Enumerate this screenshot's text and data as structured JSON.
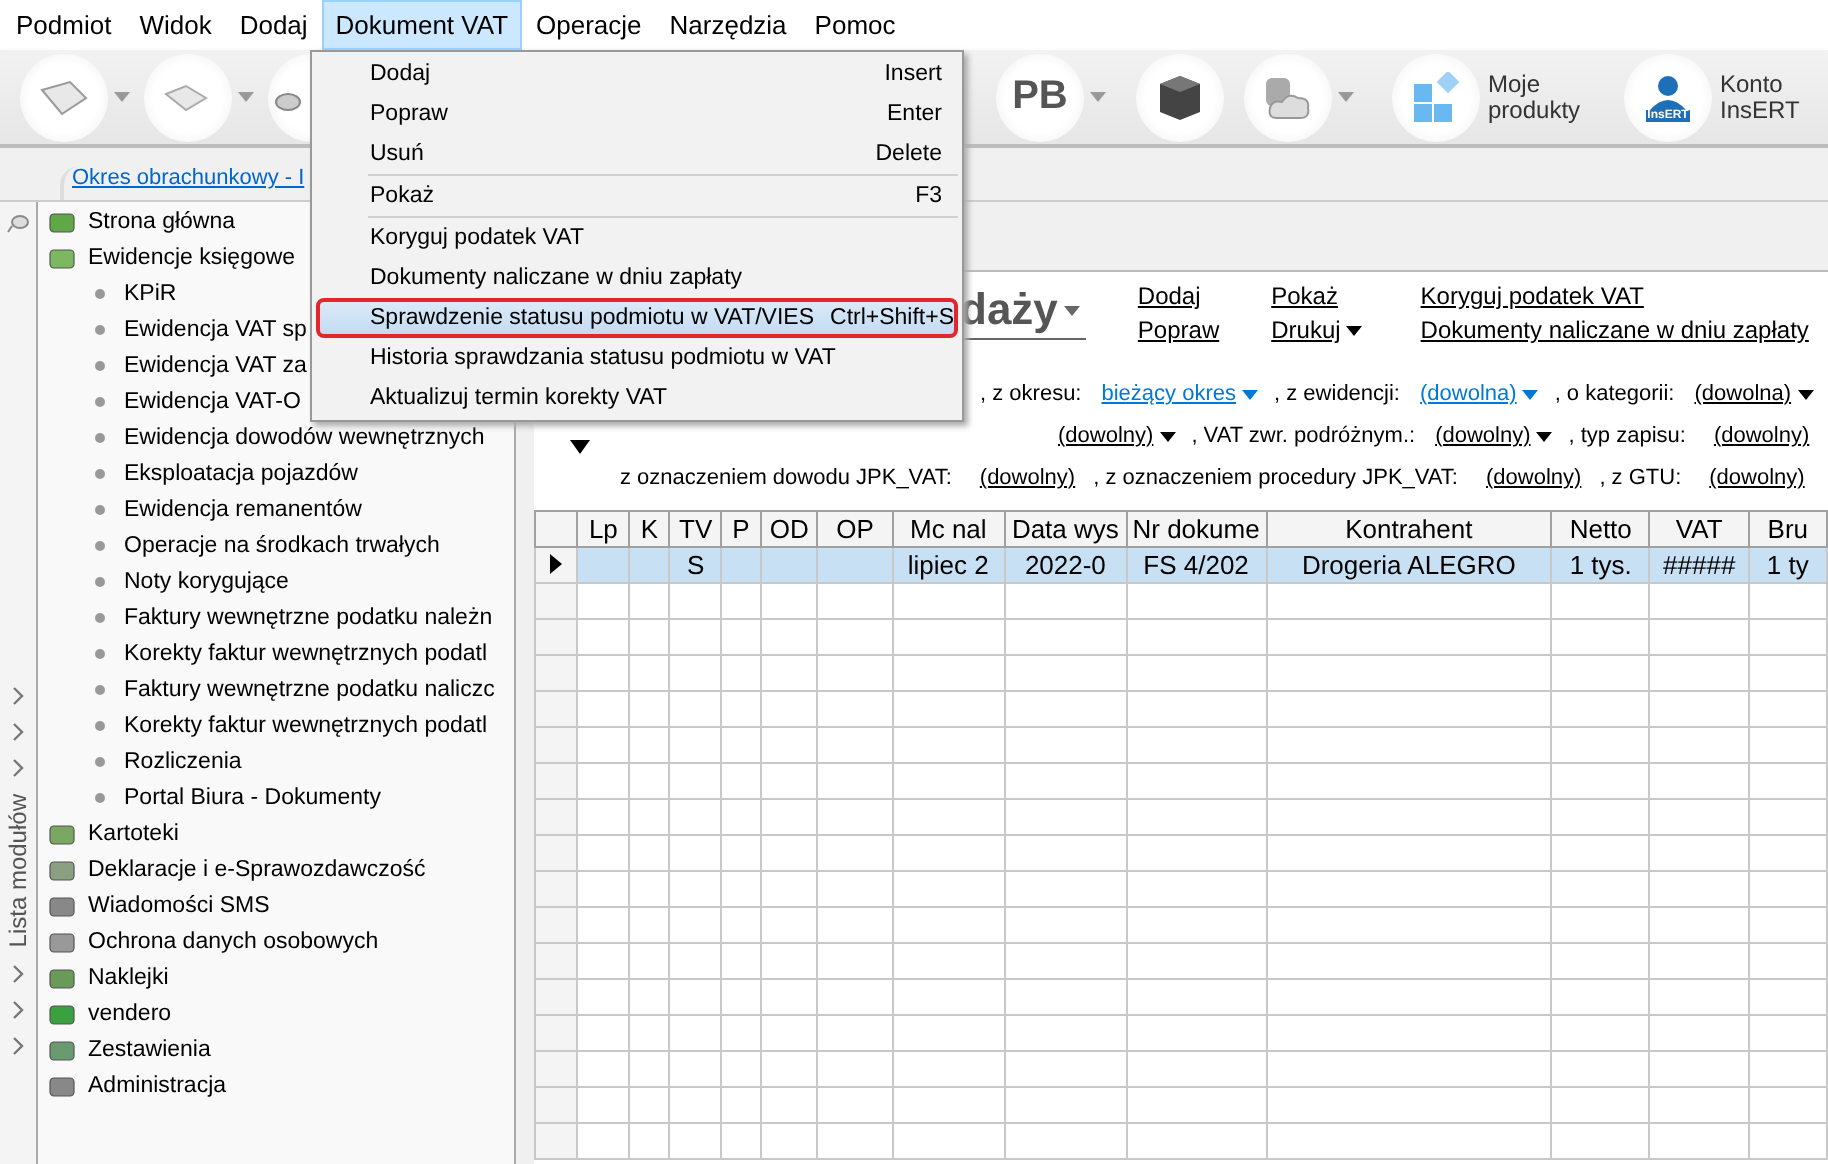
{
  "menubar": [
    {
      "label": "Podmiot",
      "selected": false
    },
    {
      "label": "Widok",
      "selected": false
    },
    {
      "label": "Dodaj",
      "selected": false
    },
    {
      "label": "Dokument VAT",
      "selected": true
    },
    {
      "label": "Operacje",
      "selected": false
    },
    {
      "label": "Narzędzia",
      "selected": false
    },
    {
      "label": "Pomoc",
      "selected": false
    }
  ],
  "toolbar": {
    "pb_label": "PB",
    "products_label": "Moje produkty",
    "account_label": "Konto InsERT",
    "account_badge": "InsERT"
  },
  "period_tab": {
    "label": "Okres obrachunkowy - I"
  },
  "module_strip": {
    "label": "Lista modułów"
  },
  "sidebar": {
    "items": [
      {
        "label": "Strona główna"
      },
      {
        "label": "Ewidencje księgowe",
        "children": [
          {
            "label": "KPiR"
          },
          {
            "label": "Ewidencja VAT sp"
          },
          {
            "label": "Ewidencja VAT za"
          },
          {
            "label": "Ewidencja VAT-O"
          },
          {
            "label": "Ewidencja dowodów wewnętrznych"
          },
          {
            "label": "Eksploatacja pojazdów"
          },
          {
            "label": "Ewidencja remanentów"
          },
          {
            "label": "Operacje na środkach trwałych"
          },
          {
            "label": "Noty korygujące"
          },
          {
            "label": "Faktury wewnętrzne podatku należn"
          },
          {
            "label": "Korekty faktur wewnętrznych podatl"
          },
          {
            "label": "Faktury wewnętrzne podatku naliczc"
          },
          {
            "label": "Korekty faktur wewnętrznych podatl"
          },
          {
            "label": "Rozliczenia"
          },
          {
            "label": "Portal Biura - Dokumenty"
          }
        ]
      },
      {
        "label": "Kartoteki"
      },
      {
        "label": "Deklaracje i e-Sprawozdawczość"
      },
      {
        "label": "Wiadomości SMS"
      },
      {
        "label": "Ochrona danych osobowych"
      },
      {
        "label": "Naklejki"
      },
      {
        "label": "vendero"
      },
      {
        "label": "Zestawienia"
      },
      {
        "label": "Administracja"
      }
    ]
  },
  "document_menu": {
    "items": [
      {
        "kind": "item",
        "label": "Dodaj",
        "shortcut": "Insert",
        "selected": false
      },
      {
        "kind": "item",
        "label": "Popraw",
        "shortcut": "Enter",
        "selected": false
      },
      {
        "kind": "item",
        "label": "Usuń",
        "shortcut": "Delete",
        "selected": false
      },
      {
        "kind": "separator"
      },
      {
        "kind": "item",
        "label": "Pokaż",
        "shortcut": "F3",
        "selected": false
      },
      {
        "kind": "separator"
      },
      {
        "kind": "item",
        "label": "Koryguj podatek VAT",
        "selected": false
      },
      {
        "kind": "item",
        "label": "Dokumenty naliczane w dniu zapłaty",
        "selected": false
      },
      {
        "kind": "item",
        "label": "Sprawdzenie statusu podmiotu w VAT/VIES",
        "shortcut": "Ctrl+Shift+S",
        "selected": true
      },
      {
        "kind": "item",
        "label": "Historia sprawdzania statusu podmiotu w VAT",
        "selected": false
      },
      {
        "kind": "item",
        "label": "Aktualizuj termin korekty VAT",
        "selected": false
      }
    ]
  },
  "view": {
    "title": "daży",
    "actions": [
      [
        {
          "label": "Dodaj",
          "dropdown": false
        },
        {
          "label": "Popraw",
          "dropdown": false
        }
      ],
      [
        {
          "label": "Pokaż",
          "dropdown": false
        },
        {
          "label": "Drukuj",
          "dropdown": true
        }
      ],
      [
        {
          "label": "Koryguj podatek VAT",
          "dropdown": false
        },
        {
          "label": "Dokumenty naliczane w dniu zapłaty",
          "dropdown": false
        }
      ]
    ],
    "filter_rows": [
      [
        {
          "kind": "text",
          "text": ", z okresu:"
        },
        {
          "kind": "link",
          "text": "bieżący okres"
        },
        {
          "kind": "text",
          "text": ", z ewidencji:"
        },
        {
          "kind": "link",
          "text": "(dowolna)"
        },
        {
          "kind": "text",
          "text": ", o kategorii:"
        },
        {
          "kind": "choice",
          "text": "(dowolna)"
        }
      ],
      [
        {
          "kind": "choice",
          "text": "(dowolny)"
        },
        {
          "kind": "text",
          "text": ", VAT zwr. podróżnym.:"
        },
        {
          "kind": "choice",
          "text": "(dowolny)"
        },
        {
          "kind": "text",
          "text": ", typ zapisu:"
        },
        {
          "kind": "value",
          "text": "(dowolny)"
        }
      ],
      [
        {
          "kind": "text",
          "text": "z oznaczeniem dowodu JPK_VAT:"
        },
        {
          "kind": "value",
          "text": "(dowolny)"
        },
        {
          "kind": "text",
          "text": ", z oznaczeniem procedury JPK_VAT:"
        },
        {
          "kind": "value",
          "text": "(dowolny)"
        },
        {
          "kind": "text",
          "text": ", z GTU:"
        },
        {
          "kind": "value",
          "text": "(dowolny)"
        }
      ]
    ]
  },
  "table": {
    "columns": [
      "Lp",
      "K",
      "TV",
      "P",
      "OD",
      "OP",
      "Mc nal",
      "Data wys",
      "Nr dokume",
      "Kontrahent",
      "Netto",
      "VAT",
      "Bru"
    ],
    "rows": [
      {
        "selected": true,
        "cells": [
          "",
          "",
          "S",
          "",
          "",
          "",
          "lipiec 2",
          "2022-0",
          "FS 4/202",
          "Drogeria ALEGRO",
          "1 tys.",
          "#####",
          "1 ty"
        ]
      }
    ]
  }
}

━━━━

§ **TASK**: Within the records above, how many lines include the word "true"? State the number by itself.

§ **EXERCISE ANSWER**: 4